_WHAT TO WORK ON_. Lines holding the word "people" are the ones to copy from the data below.

Stored entries
========================
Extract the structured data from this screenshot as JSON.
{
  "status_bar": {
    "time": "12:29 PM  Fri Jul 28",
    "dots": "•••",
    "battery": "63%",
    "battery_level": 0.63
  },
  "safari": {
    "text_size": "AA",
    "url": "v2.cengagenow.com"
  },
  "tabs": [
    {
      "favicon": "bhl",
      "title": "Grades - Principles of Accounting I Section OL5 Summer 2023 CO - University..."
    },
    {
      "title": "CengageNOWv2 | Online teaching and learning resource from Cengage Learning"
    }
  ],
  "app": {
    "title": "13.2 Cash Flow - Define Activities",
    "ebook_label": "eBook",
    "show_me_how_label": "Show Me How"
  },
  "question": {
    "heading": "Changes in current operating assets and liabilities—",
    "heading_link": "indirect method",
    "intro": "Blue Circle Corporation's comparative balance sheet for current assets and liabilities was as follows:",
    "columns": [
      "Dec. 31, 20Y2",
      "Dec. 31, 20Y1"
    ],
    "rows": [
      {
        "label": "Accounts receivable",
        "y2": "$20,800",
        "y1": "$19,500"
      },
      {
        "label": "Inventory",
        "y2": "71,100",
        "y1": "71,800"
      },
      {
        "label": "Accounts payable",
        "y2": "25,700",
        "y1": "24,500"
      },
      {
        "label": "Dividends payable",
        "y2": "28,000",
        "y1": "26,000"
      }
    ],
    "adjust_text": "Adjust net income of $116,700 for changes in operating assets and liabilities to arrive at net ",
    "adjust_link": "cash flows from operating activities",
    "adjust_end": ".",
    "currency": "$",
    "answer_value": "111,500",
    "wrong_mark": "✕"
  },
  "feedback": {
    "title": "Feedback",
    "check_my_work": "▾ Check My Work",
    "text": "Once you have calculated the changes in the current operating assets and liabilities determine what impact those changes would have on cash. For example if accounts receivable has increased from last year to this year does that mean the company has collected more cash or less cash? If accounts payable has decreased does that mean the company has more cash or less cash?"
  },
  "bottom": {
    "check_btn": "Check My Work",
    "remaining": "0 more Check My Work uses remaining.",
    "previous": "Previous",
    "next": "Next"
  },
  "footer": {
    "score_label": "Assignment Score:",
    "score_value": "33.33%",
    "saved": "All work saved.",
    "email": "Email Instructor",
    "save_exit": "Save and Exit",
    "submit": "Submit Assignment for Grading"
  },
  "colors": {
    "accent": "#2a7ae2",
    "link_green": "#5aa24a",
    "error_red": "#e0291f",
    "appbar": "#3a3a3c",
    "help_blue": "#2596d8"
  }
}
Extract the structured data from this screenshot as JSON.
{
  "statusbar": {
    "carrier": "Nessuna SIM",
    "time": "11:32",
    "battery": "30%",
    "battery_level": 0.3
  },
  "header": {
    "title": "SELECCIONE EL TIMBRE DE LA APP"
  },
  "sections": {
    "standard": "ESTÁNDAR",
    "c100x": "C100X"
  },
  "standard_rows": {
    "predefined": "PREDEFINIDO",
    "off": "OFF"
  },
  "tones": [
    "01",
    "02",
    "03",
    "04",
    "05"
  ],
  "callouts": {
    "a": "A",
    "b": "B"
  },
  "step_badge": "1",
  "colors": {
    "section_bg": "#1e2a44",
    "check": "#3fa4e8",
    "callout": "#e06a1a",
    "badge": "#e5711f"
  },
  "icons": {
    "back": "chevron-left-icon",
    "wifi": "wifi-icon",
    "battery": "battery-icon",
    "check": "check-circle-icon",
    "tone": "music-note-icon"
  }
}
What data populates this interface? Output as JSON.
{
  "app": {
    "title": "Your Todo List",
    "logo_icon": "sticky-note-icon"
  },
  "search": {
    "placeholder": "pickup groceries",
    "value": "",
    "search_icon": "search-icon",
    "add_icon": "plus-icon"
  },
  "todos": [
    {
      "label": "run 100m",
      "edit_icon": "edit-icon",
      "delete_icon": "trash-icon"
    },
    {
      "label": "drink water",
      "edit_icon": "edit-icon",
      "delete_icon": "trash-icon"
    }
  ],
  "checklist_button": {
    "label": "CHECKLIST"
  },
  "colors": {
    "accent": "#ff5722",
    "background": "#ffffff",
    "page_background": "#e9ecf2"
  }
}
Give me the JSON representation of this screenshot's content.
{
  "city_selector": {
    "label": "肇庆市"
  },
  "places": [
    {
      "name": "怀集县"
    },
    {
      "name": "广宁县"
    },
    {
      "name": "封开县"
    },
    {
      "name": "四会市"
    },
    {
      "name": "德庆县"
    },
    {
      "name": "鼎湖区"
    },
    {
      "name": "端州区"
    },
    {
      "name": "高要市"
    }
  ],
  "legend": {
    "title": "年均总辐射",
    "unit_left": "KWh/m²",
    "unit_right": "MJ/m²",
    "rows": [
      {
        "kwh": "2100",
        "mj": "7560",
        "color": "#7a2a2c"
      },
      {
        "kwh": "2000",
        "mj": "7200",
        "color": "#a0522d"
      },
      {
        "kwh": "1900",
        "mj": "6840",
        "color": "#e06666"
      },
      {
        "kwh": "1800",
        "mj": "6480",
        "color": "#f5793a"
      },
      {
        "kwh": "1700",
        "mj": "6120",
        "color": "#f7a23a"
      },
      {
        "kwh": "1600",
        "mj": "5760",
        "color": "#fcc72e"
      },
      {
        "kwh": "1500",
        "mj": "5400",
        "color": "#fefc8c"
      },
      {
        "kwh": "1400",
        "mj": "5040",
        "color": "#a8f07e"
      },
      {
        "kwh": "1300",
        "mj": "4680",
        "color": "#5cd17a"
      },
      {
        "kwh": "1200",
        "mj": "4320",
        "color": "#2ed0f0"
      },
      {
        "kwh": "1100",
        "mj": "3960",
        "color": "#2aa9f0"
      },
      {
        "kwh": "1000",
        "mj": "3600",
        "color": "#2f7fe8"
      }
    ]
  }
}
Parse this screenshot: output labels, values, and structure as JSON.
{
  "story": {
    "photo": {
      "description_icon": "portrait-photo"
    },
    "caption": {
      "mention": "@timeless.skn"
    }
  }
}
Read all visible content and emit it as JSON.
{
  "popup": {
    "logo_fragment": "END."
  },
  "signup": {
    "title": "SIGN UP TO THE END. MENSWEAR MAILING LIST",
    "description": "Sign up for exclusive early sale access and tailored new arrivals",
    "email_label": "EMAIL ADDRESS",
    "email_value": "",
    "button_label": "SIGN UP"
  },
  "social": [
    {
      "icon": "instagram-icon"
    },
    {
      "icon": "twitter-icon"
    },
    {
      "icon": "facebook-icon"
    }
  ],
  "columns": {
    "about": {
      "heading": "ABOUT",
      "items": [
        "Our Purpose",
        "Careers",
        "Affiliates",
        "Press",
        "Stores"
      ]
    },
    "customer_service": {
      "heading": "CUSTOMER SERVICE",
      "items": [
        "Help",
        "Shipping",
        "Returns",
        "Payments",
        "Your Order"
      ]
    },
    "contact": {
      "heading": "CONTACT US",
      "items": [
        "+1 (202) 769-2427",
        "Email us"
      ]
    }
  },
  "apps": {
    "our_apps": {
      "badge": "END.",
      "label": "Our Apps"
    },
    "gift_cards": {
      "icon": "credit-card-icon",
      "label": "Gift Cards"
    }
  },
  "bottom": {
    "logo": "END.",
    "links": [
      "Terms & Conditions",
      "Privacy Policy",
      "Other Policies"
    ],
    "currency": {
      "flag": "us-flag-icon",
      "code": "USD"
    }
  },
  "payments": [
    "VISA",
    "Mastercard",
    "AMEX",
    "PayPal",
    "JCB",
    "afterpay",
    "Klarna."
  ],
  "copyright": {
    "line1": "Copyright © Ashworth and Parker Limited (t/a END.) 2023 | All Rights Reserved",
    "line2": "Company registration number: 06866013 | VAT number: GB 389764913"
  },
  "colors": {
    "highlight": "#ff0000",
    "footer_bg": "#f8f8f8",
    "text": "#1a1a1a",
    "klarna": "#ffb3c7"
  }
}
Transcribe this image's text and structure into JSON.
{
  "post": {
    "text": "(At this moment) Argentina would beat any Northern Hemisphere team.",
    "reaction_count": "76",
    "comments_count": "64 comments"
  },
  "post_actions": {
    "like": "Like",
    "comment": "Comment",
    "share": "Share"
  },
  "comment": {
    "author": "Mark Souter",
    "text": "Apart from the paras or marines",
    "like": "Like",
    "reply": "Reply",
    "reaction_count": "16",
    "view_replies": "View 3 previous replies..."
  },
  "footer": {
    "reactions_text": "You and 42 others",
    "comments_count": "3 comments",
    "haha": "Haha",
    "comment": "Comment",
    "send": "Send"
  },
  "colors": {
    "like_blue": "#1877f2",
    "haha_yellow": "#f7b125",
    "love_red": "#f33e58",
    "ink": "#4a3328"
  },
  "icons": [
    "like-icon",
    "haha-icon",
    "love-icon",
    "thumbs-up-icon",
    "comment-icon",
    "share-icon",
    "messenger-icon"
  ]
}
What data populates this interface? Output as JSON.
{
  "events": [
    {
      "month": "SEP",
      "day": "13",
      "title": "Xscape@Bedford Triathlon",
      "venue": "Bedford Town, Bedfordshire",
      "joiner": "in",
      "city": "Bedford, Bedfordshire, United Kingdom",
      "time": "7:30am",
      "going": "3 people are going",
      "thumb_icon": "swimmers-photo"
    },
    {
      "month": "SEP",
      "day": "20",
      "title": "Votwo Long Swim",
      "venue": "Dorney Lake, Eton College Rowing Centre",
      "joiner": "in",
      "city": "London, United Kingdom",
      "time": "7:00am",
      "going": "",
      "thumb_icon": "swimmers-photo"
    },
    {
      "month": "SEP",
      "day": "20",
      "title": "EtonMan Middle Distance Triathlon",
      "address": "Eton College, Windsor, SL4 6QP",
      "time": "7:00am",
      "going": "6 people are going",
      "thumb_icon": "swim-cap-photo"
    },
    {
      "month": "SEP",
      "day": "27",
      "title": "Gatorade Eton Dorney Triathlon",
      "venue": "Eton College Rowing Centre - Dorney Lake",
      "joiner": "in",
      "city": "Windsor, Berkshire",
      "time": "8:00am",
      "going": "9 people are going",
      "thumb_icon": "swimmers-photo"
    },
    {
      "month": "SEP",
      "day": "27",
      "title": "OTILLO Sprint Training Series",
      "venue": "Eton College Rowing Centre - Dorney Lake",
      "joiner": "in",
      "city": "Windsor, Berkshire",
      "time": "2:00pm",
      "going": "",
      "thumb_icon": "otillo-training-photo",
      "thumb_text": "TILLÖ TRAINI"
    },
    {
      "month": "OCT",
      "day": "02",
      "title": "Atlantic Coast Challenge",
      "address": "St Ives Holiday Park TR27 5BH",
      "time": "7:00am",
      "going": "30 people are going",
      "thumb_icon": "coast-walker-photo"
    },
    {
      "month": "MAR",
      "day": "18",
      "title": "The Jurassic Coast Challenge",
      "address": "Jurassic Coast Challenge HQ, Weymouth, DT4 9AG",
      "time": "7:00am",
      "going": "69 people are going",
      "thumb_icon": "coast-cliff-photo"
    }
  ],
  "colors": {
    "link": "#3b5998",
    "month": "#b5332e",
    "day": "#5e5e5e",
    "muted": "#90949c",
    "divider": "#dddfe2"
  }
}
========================
_SOLVED EXERCISE_.
      "going": "3 people are going",
      "going": "6 people are going",
      "going": "9 people are going",
      "going": "30 people are going",
      "going": "69 people are going",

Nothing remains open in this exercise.